* Instructions to follow *
Where does the word "JSON" appear in the entries below? Copy each line that holds it.

* Information *
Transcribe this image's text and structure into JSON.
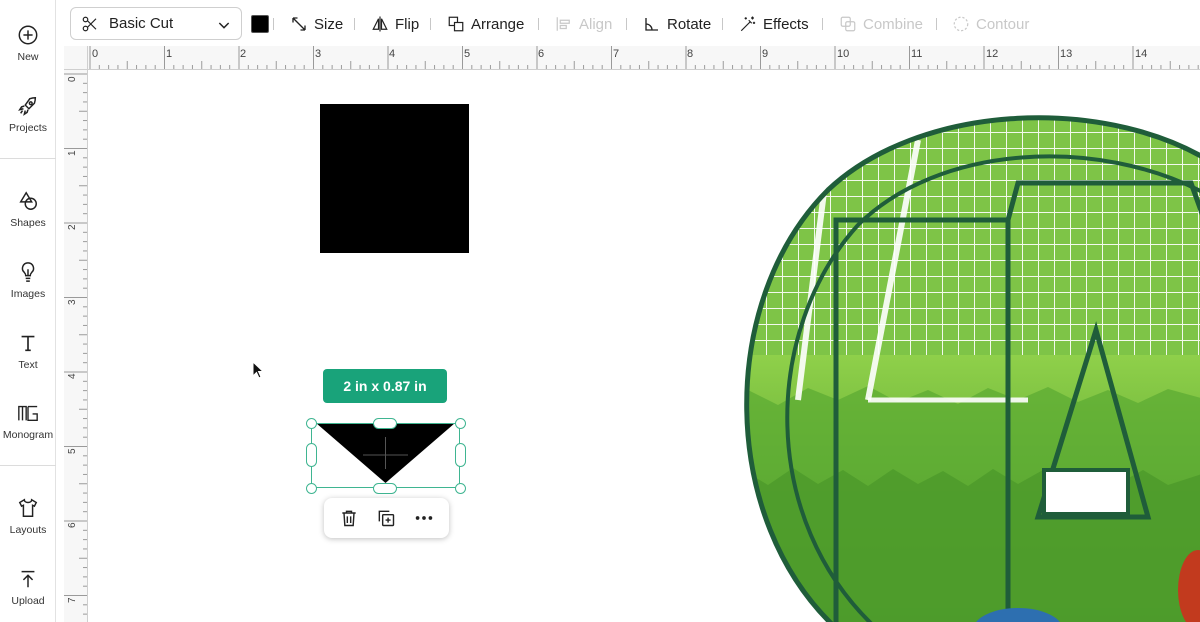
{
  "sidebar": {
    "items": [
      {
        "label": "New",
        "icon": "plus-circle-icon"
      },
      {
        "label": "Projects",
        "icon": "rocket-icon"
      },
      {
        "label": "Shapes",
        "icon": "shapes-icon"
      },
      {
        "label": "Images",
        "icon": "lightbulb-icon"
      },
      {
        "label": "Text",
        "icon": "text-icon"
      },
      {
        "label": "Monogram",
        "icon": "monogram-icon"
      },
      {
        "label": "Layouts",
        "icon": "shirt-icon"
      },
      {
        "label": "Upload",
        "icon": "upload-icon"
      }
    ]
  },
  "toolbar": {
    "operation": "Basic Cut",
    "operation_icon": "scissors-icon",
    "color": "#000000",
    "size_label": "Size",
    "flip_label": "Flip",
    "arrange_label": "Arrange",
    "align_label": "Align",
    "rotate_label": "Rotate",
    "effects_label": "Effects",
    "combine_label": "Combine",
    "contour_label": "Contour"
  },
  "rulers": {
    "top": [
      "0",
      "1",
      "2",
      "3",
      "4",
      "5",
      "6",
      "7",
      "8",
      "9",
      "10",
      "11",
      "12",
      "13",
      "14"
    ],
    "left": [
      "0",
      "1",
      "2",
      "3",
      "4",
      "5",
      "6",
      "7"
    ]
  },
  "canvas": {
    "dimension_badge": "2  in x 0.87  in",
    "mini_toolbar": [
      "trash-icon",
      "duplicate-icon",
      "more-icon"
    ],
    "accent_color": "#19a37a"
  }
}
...
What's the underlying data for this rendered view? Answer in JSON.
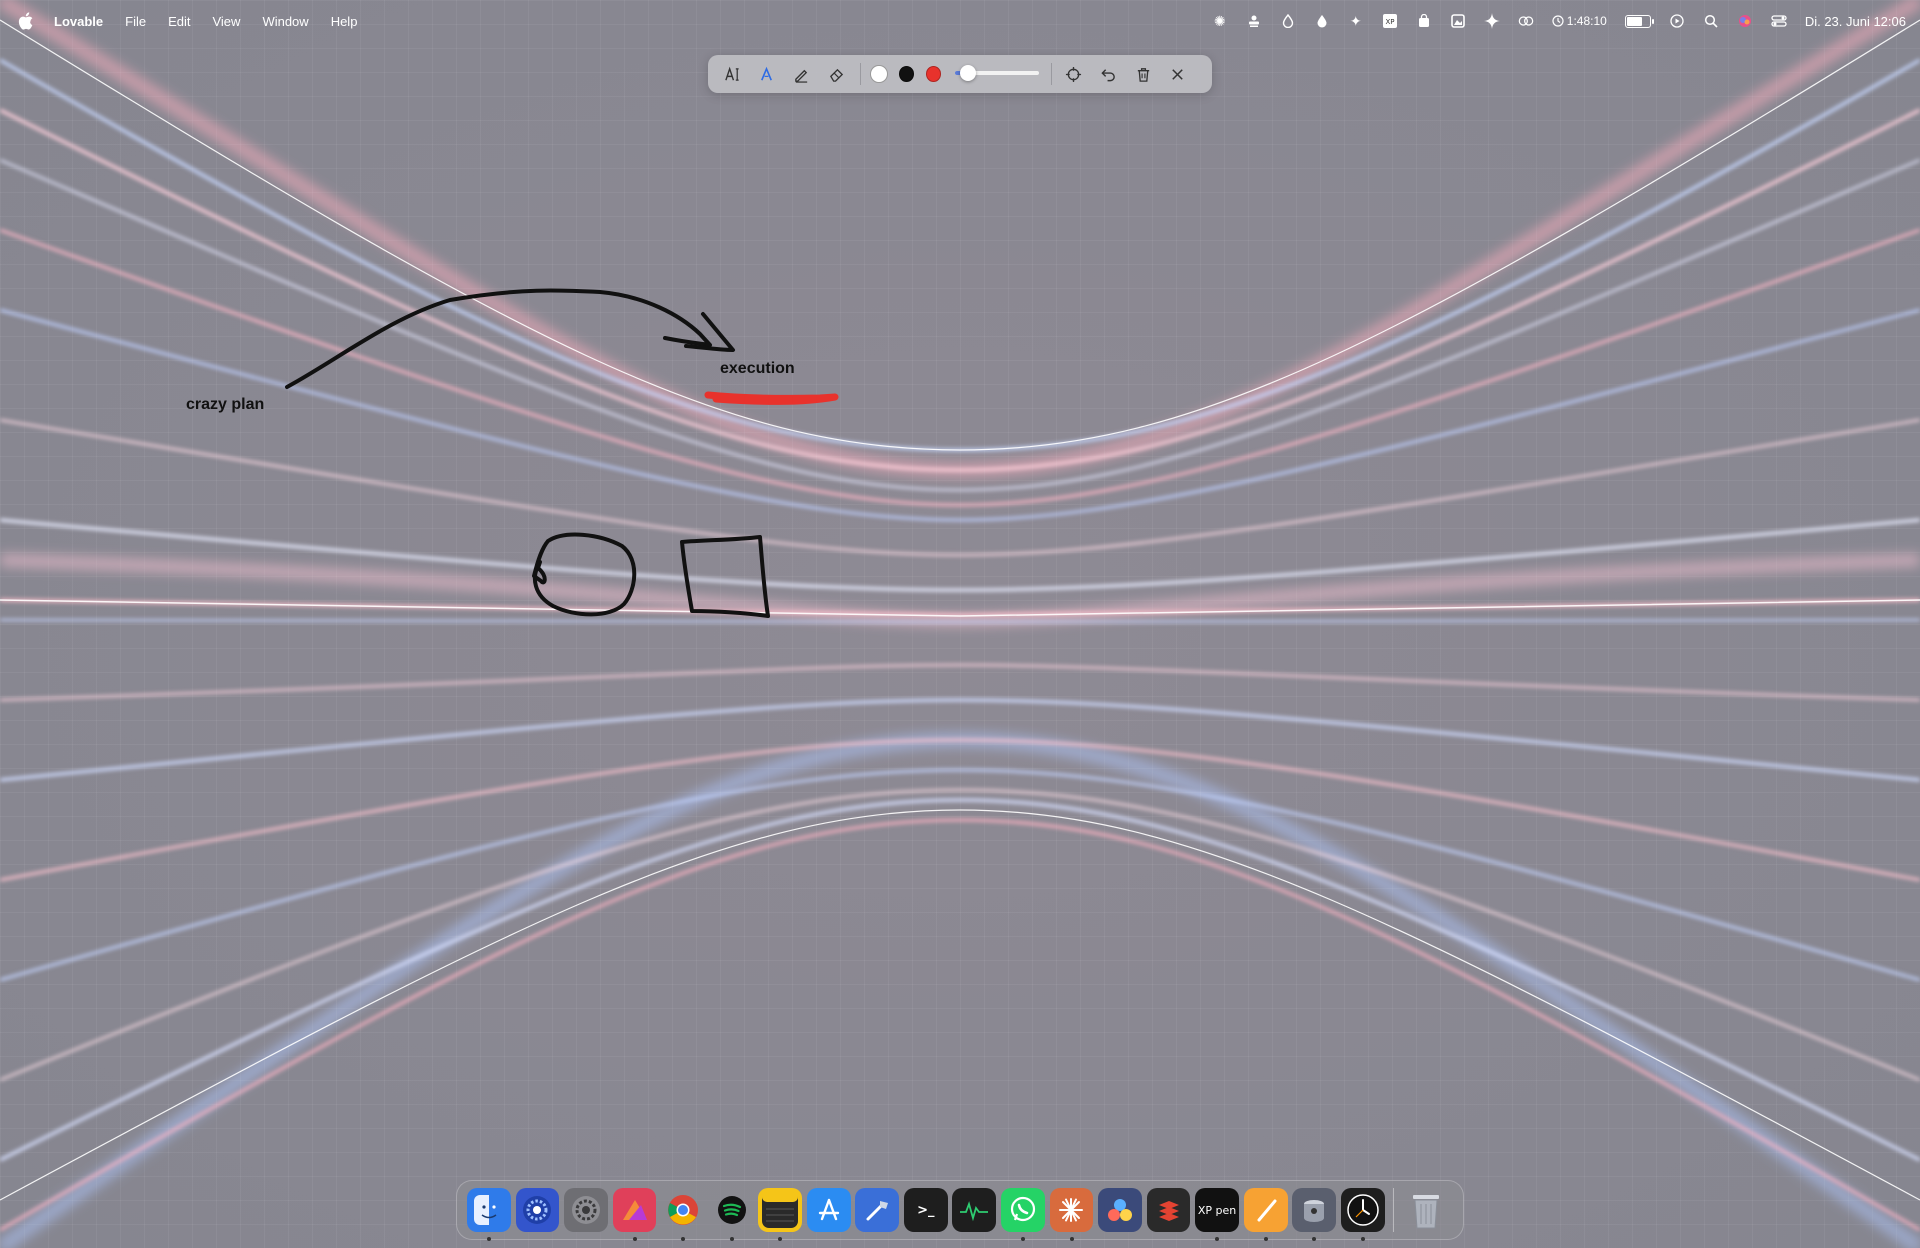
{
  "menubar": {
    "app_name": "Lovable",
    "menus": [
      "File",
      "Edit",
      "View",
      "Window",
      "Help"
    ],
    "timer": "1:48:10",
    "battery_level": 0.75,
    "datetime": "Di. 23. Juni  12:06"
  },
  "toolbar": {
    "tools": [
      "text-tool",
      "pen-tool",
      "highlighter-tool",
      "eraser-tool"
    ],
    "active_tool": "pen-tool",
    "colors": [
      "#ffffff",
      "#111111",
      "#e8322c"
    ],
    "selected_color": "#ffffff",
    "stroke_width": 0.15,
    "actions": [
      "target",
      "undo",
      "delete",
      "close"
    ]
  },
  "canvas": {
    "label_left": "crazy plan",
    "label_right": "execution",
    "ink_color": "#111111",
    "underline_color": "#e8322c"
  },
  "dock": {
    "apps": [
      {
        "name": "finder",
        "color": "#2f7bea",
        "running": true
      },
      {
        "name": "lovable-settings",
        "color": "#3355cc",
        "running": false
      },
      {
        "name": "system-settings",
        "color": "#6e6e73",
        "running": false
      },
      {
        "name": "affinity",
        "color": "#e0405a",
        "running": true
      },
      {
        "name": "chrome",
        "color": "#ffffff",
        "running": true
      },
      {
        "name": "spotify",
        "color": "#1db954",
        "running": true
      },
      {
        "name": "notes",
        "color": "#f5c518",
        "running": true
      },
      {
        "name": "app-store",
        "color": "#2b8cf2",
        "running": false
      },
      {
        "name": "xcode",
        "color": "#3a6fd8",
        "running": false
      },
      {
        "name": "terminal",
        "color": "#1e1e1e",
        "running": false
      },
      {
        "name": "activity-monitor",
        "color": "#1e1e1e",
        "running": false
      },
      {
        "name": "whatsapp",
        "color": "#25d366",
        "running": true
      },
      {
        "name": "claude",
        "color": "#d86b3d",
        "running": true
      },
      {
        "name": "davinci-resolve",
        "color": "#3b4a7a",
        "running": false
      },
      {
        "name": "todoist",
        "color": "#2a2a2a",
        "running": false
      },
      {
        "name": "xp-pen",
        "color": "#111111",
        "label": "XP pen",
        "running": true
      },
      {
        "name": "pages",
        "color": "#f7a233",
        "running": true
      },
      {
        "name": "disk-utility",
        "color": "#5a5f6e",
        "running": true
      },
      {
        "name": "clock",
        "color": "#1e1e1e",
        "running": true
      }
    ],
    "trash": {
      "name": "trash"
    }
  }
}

* Answer area *
Transcribe this image's text and structure into JSON.
What's the underlying data for this rendered view? Answer in JSON.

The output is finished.